Charitably speaking, the DOE seems spooked by the failure of their pilot operational exercise in December where they failed to receive sufficiently competitive fixed price offers for February 2023 delivery. But there were three clear issues that the DOE should have learned by now:

  1. Period over which offers must remain open: Offers had to remain open for a substantial period of time (two weeks) where they were exposed to asymmetric volatility risk that was punitively expensive to hedge.
  2. Time horizon of the forward contract: The length of time was especially long in proportion to the relatively short time horizon of the transaction (~2 months). The 2-month future price of West Texas Intermediate crude oil is of very similar volatility to the spot price, whereas the 18-24 month future price is substantially more stable.
  3. Idiosyncratic liquidity and market-making costs: Counterparties would likely have faced additional liquidity costs associated with keeping an offer open over the turn of the calendar year. Hedging through options is costly enough but especially so over the turn of a calendar year, when the balance sheet available to support market-making transactions is typically more scarce. The DOE should try to avoid conducting such transactions at the end of calendar years and quarters.

All of these issues are better understood in retrospect but easily surmountable now. The DOE could either:

  • Seek out a specific forward contract for December 2024 delivery that matches the precise crude oil quality and transportation considerations that serve the SPR, thereby pushing the cost of hedging and transportation costs fully onto SPR counterparties at the moment of contractual formation.
  • Begin the repurchase process through the solicitation of an acquisition contract that looks virtually identical to a West Texas Intermediate long-dated futures contract for December 2024 settlement, thereby locking in the effective price signal. In this case, the DOE would wait until a later date to swap the grade of crude oil to their liking, along with last-mile transportation and logistics considerations.

Either option should be viable enough for the DOE to stand ready to begin taking purchasing actions right now. It’s a shame the DOE did not take sufficient advantage of the past six months to engage operational readiness exercises, but there is no time like the present.

The DOE should not forget the substantive intent of the President’s stated commitment. It was not about getting the lowest price for taxpayers, but a price that was simultaneously good for taxpayers and ideal for stabilizing prices and investment over time.

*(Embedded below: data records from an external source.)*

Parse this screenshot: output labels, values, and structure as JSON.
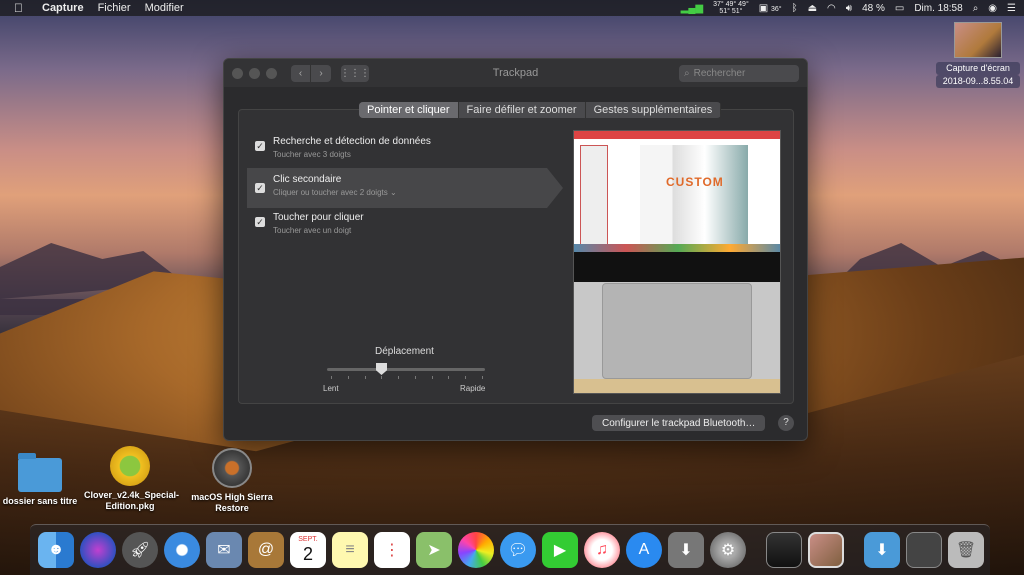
{
  "menubar": {
    "app": "Capture",
    "items": [
      "Fichier",
      "Modifier"
    ],
    "temps_top": "37° 49° 49°",
    "temps_bottom": "51° 51°",
    "temp2": "36°",
    "battery": "48 %",
    "clock": "Dim. 18:58"
  },
  "desktop_screenshot": {
    "label1": "Capture d'écran",
    "label2": "2018-09...8.55.04"
  },
  "window": {
    "title": "Trackpad",
    "search_placeholder": "Rechercher",
    "tabs": [
      "Pointer et cliquer",
      "Faire défiler et zoomer",
      "Gestes supplémentaires"
    ],
    "options": [
      {
        "title": "Recherche et détection de données",
        "sub": "Toucher avec 3 doigts",
        "checked": true
      },
      {
        "title": "Clic secondaire",
        "sub": "Cliquer ou toucher avec 2 doigts ⌄",
        "checked": true
      },
      {
        "title": "Toucher pour cliquer",
        "sub": "Toucher avec un doigt",
        "checked": true
      }
    ],
    "slider": {
      "label": "Déplacement",
      "min": "Lent",
      "max": "Rapide"
    },
    "preview_text": "CUSTOM",
    "configure_button": "Configurer le trackpad Bluetooth…",
    "help": "?"
  },
  "desktop_files": [
    {
      "name": "dossier sans titre"
    },
    {
      "name": "Clover_v2.4k_Special-Edition.pkg"
    },
    {
      "name": "macOS High Sierra Restore"
    }
  ],
  "dock": {
    "calendar_month": "SEPT.",
    "calendar_day": "2"
  }
}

“This repurchase approach will protect taxpayers and help create certainty around future demand for crude oil. That will encourage firms to invest in production right now, helping to improve U.S. energy security and bring down energy prices that have been driven up by Putin’s war in Ukraine.”

There are even clear pieces of evidence showing how the White House’s commitment helped to reduce the implied volatility for crude oil prices, and in the process raise investment at lower prices.

If  DOE remains unprepared and uninterested in carrying out President Biden’s policy commitments, his credibility and the effect of the entire policy will be compromised.

To be clear, we have never criticized the DOE for not instantaneously pouncing on the first downtick in prices below $72.00. The SPR and its associated processes are not that nimble, and crude oil prices are simply too volatile. The initial downdraft following Silicon Valley Bank’s collapse could be chalked up to a speculative shakeout that ultimately reversed. But what has been glaringly obvious from Secretary Granholm’s excuses is the lack of preparedness if prices fall further or stay in the ($67-72) for sufficient duration.

The DOE should be readying itself to engage in a longer term forward purchase transaction. Right now.